START Record set
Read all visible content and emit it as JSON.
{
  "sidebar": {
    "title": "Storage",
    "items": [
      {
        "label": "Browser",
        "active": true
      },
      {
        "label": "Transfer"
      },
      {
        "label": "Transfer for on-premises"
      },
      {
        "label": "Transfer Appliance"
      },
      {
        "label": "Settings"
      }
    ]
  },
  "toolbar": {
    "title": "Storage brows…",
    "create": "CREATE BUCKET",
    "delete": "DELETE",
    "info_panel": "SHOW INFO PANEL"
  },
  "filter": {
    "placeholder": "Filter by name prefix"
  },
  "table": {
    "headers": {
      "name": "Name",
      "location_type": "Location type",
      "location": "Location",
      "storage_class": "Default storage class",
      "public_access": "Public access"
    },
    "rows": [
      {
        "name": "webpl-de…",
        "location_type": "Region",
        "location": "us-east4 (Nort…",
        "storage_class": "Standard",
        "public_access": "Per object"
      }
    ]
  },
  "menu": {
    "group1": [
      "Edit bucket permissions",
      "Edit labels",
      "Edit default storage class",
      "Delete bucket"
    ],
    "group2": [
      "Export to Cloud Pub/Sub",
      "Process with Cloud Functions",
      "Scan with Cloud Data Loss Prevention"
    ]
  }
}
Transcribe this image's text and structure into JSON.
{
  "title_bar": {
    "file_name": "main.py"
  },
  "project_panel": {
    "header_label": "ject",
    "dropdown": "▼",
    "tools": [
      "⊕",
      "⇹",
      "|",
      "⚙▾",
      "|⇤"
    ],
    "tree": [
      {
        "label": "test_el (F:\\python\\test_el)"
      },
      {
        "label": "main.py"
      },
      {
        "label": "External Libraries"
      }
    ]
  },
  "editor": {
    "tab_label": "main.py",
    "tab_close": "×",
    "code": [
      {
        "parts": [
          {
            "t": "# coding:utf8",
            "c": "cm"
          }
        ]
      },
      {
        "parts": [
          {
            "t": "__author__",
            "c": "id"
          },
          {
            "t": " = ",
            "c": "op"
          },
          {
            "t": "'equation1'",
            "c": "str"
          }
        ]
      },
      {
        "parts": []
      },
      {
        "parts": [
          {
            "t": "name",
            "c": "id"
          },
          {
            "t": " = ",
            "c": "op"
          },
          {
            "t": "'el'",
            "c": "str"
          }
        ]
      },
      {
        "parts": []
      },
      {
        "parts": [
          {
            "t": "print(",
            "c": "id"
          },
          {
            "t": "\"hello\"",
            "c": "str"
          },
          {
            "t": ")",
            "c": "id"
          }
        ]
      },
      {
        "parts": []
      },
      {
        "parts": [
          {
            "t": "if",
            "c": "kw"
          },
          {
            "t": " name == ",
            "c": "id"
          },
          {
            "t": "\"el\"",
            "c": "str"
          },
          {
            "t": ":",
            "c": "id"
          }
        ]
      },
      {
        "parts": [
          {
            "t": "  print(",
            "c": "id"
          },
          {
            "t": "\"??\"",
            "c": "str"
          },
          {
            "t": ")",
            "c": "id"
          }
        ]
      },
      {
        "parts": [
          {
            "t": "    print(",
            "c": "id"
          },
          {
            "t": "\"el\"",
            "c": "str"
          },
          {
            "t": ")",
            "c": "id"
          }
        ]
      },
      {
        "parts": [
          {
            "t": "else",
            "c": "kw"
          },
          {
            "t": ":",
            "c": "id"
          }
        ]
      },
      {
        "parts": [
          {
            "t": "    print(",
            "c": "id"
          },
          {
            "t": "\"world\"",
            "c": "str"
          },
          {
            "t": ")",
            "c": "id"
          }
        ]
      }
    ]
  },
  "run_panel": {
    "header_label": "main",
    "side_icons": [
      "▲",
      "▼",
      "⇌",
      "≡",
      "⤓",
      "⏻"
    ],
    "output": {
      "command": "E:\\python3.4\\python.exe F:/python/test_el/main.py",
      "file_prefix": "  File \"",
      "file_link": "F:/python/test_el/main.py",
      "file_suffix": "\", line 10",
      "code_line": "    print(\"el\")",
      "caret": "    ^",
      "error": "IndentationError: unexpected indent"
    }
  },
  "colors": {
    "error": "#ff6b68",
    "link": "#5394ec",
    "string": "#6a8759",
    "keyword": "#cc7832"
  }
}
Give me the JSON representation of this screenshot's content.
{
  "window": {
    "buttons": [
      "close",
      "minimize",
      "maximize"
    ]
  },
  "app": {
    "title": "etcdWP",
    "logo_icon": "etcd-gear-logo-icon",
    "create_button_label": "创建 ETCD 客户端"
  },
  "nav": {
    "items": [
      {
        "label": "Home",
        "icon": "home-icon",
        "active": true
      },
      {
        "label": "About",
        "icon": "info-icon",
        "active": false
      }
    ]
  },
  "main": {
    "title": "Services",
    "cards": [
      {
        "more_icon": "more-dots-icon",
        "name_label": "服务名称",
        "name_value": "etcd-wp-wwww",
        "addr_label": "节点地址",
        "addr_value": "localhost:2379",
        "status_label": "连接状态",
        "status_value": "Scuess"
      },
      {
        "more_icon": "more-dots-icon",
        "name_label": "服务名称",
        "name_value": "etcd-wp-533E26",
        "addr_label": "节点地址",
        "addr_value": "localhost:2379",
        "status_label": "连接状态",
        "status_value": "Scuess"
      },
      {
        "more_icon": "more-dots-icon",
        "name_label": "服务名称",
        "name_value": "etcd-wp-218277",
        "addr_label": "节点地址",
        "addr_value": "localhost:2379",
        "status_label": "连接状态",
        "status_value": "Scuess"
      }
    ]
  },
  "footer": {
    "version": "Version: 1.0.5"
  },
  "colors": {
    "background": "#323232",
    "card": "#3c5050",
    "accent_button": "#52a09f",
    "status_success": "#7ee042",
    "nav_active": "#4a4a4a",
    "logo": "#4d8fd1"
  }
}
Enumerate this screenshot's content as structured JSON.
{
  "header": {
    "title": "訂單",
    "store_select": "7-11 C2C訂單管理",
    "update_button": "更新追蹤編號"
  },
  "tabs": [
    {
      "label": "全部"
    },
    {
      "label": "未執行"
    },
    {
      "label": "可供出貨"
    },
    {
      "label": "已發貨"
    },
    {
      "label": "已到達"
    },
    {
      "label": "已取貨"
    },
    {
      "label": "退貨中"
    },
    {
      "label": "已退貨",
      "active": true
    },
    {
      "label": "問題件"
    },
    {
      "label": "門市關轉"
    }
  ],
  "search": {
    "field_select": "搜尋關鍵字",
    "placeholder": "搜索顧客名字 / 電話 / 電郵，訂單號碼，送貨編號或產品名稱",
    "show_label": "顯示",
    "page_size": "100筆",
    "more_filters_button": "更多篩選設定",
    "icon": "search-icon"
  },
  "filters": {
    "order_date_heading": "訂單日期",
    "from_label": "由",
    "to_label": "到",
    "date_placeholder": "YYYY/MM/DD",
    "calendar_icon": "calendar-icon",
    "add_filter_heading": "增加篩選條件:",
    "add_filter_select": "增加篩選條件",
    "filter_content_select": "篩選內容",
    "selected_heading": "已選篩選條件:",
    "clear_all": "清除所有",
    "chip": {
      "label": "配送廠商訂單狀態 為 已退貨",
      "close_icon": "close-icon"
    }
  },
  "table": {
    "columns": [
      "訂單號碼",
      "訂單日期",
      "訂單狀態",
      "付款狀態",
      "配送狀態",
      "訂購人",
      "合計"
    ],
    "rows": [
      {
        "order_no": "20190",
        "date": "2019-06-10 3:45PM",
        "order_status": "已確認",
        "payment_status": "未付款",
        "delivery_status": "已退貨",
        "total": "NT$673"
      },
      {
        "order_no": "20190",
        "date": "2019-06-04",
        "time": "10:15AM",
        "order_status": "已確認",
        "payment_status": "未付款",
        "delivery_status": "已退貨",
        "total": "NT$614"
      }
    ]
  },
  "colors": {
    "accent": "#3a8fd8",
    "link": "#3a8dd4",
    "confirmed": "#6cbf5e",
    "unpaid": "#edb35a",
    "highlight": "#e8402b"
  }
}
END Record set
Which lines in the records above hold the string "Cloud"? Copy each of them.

      "Export to Cloud Pub/Sub",
      "Process with Cloud Functions",
      "Scan with Cloud Data Loss Prevention"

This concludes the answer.